True Story

New Political Biographies, Memoirs and Adaptations

This week’s newsletter has gotten pretty political, thanks to new biographies, adaptations and memoirs by and about major political figures. Let’s dive in!

Sponsored by Timber Press, an imprint of Workman Publishing

At the age of thirty-four, Leslie Buck put her personal life on hold to pursue her passion. She became the first American woman to join Uetoh Zoen, one of the oldest and most highly acclaimed landscape companies in Kyoto. The work was often grueling and the cultural differences challenging, but a reverence for nature brought her and the dedicated craftsmen together. Cutting Back recounts Buck’s journey and her revelations along the way. This delicate and reflective memoir powerfully appeals to women working in a man’s world, visitors in foreign lands, and the other in us all.

New Books On My Radar

Rising Star: The Making of Barack Obama by David Garrow (May 9 from William Morrow) – Is the world ready for a nearly 1,500 page biography of Barack Obama’s early years, covering his childhood through his run for the White House? I’m not sure, but it’s here anyway.

Bonus Read: The New York Times has a good review of the book, covering some of the more controversial aspects. The author also spoke about his process and motivations on Inside Edition.

Astrophysics for People in a Hurry by Neil deGrasse Tyson (May 2 from W.W. Norton) – In this book, “Tyson brings the universe down to Earth succinctly and clearly, with sparkling wit, in tasty chapters consumable anytime and anywhere in your busy day.” Woo, science!

Bonus Read: CBS News published some excerpts from the book, which will give you a good taste of what’s to come.

The Fact of a Body: A Murder and a Memoir by Alexandria Marzano-Lesnevich (May 16 from Flatiron Books) – This book is one of my most anticipated reads of the year, thanks to the overwhelming good buzz about it on the Book Riot backchannels. Alexandria Marzano-Lesnevich, a young lawyer, begins to question her long-held beliefs about the death penalty after exploring a shocking case. As she digs deeper, she also has to grapple with long-buried family secrets and her past.

Bonus Listen: You can listen to about 10 minutes of the prologue read by the author at this link.

Adaptation News

There’s been some interesting news trickling out about some upcoming film and TV adaptations.

Mindy Kaling has optioned Alyssa Mastromonaco’s memoir Who Thought This Was a Good Idea? And Other Questions You Should Have Answers to When You Work in the White House. The book, published just last month, chronicles Mastromonaco’s time working for Barack Obama. Kaling plans to turn the book into a tv series, which sounds SO GOOD.

Reviews for The Lost City of Z, based on the 2009 book by David Grann, have been largely good (although not totally glowing). I liked this one from the New York Times, and this one in The Atlantic. I’m excited by the notes about how it feels like a classic Hollywood movie updated with more contemporary awareness.
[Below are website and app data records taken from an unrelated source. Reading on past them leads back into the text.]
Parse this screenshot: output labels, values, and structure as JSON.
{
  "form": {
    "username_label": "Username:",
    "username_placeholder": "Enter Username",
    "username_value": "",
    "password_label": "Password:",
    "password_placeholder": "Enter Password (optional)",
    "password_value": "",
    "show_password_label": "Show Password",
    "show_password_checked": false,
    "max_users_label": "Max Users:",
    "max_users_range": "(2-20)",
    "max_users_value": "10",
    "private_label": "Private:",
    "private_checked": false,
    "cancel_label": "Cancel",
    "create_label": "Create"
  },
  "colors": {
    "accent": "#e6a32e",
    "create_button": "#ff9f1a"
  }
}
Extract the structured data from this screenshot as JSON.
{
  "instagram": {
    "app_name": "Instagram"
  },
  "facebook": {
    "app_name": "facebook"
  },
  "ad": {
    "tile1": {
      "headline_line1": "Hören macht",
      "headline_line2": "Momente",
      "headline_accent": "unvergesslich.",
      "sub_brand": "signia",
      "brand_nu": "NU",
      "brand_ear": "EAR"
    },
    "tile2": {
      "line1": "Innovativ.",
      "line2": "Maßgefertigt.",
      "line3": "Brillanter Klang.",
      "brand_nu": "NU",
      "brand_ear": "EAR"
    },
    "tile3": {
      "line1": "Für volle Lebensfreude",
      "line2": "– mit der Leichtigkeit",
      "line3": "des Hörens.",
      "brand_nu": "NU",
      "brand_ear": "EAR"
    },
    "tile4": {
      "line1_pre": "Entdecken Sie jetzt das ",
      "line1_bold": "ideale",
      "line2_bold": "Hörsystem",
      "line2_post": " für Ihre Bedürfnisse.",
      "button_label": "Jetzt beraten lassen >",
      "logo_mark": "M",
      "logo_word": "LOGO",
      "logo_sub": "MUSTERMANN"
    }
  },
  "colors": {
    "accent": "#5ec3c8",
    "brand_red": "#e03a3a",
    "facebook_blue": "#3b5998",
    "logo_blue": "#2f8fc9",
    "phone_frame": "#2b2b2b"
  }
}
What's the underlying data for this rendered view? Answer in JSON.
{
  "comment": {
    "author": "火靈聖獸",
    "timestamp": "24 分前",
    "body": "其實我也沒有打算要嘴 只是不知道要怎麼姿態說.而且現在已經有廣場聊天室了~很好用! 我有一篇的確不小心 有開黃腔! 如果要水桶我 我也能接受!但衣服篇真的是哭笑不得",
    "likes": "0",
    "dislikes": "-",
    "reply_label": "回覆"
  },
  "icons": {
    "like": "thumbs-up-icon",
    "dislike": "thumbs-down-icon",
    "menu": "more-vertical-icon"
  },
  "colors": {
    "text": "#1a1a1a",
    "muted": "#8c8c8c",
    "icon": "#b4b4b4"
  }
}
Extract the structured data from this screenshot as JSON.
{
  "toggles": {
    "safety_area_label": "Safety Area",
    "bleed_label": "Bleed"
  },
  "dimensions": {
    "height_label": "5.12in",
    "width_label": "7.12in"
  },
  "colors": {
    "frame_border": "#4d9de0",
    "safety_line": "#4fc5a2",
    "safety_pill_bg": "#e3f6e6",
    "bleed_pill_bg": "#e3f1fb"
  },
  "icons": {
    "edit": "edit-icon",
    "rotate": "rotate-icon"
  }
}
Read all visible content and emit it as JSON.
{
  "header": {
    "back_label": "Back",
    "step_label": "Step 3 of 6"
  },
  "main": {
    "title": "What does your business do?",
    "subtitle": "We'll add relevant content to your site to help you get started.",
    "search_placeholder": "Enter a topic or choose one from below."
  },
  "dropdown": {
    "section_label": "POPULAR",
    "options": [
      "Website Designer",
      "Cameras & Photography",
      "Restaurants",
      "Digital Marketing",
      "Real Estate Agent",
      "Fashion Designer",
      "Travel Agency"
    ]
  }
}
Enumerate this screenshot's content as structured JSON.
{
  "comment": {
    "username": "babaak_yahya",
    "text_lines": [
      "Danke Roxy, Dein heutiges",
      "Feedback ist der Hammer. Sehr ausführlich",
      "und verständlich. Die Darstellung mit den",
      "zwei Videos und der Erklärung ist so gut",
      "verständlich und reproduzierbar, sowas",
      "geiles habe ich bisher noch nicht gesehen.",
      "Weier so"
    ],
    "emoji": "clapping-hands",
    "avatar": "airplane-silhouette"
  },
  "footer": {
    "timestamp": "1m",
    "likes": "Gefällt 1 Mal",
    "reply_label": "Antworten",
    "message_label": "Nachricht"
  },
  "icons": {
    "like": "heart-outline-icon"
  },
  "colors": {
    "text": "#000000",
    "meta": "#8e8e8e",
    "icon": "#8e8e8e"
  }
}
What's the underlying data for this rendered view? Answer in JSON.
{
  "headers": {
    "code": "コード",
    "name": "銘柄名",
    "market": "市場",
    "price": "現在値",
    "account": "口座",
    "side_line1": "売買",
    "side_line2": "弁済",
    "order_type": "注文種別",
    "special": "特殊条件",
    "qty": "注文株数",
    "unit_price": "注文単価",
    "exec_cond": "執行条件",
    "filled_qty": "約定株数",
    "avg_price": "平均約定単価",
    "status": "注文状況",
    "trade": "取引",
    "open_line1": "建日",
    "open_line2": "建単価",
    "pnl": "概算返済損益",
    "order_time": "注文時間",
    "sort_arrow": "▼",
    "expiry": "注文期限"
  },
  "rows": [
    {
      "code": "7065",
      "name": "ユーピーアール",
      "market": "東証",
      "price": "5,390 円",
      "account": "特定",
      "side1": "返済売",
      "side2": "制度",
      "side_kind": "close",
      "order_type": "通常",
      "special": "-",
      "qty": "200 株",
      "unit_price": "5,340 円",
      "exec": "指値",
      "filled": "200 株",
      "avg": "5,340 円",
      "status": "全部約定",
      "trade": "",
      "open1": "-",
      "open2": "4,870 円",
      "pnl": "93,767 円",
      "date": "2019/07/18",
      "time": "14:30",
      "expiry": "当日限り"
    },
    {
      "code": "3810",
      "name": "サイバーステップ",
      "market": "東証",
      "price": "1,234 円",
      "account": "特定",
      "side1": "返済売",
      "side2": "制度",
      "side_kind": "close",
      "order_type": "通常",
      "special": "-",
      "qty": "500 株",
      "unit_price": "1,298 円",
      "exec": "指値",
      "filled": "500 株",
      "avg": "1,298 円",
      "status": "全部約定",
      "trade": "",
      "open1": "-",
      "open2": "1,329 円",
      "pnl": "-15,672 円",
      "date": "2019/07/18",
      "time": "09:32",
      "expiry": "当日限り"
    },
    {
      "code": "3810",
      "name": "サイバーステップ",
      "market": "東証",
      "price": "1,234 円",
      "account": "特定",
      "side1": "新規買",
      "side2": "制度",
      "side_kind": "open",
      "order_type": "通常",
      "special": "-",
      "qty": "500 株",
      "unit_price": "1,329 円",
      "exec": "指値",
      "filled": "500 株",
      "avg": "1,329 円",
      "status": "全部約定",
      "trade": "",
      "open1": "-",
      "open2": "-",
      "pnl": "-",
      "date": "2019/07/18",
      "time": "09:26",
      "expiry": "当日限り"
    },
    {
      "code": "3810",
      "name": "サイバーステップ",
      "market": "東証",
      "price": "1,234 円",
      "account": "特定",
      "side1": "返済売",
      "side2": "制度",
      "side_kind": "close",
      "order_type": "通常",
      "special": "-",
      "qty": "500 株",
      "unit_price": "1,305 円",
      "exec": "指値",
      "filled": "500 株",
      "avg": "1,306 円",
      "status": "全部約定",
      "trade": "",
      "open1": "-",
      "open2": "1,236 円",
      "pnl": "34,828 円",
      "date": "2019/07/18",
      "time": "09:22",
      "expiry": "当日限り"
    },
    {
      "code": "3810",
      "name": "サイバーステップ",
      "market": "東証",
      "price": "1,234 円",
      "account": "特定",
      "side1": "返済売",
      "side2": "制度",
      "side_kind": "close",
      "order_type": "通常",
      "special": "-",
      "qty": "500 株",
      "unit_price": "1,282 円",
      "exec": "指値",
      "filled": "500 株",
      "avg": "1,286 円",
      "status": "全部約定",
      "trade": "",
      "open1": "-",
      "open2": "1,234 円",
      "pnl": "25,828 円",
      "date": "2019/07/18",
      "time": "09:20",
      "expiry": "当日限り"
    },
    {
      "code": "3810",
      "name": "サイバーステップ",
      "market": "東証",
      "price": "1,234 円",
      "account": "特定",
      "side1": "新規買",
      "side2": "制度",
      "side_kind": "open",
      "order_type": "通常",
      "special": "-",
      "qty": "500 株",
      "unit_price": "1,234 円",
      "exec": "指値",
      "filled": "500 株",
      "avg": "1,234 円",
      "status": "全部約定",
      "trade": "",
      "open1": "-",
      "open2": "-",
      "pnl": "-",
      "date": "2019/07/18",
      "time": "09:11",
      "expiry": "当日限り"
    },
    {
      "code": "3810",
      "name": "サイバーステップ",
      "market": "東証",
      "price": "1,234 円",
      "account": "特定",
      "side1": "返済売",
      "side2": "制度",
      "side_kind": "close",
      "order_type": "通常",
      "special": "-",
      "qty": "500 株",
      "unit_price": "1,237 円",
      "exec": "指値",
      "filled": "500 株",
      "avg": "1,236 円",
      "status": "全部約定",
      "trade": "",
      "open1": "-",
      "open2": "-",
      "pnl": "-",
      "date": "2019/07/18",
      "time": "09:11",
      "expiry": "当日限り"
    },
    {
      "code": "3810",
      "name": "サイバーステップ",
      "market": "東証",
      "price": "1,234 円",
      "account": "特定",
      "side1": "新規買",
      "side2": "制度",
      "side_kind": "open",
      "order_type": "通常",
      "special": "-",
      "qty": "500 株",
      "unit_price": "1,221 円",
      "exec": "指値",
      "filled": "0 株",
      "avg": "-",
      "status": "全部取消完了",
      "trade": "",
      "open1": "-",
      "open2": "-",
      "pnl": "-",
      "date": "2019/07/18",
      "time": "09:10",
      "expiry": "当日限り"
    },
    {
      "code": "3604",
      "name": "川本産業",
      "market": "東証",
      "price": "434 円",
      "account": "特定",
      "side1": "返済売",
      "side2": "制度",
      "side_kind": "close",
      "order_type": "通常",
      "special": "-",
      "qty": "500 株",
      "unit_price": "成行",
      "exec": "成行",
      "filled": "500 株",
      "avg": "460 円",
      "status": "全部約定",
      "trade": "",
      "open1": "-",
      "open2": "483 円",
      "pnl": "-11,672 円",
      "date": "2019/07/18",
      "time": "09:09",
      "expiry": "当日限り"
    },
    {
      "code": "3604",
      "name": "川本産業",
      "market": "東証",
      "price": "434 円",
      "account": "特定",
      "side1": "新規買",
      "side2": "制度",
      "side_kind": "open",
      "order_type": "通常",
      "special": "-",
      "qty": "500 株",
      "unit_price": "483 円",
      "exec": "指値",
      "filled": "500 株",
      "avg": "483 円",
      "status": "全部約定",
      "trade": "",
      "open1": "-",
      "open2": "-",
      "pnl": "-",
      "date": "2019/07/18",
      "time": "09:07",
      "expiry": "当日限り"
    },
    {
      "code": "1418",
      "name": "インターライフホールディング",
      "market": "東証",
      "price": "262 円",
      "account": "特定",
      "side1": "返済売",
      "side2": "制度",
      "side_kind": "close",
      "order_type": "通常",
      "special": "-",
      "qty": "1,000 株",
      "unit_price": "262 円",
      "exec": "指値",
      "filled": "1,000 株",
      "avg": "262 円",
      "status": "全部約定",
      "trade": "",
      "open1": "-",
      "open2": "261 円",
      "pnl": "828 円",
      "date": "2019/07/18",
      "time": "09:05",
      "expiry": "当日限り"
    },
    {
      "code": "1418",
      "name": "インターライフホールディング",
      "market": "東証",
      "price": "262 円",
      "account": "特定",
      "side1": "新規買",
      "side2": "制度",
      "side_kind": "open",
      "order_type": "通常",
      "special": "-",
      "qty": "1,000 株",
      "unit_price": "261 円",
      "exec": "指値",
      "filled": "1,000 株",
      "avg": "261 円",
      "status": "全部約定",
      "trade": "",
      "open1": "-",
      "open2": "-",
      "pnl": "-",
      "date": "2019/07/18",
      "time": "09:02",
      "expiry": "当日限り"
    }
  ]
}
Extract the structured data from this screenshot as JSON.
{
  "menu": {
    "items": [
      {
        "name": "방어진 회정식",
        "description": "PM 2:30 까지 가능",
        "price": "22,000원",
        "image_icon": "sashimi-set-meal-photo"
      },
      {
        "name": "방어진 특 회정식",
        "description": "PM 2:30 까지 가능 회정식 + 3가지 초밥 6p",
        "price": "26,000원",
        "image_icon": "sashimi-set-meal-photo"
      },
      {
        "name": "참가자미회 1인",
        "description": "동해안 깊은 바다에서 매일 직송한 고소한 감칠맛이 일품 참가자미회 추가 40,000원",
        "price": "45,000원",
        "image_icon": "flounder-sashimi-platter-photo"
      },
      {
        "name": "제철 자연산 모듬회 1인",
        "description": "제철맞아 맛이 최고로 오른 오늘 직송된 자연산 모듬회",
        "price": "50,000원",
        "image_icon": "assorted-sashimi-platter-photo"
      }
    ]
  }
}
The Glass Castle finally has a release date, August 11! The adaptation of Jeannette Walls’ 2005 best-selling memoir stars Brie Larson, Woody Harrelson and Naomi Watts. This is another one of those big nonfiction books I haven’t read, but it looks like it’s on my summer reading list.

And in more political news, Shattered, a new book by journalists Jonathan Allen and Amie Parnes about Hillary Clinton’s 2016 presidential bid, has been optioned for a limited television series. I honestly can’t decide what I think about this… it feels too soon, but maybe it’s what we all need in order to put 2016 to bed? What do you think, dear readers?

Book Review Schadenfreude

Normally, I am not into reading bad reviews of books just for the fun of it… but for Ivanka Trump, I will make an exception. The reviews for her new book, Women Who Work, have been almost universally terrible – you can get a peek at the highlights (or lowlights?) in this round up.

I did check Women Who Work out from the library to form my own opinion, but aside from the few eye-rolling moments highlighted in the reviews, it’s boring enough that I don’t think I’ll finish it. If you want some better books on working women, Rioter Trisha Brown put together a great list of books to read about women and work when your father isn’t a billionaire.

On My Nightstand

I’m currently in the middle of The Art of Grace: On Moving Well Through Life by Washington Post critic and senior arts writer Sarah L. Kaufman. By looking at grace in many forms, with an emphasis on arts and culture, Kaufman explores a “philosophy of living that promotes human connection and fulfillment.” I picked this one up impulsively while out shopping, and so far have been pleasantly surprised. I like the idea of trying to move through the world with more thoughtfulness and attention, and am enjoying the range of examples Kaufman has been drawing on to make her case.

Correction: A reader emailed to point out I made a mistake in my blurb for This Is Just My Face by Gabourey Sidibe. Sidibe is known for her role in the movie Precious, which was based on the novel Push by Sapphire. My mistake, apologies!

And that’s all for this week! As always, feedback and comments are always welcome. You can catch me on Twitter @kimthedork, Instagram @kimthedork, or via email at Happy reading!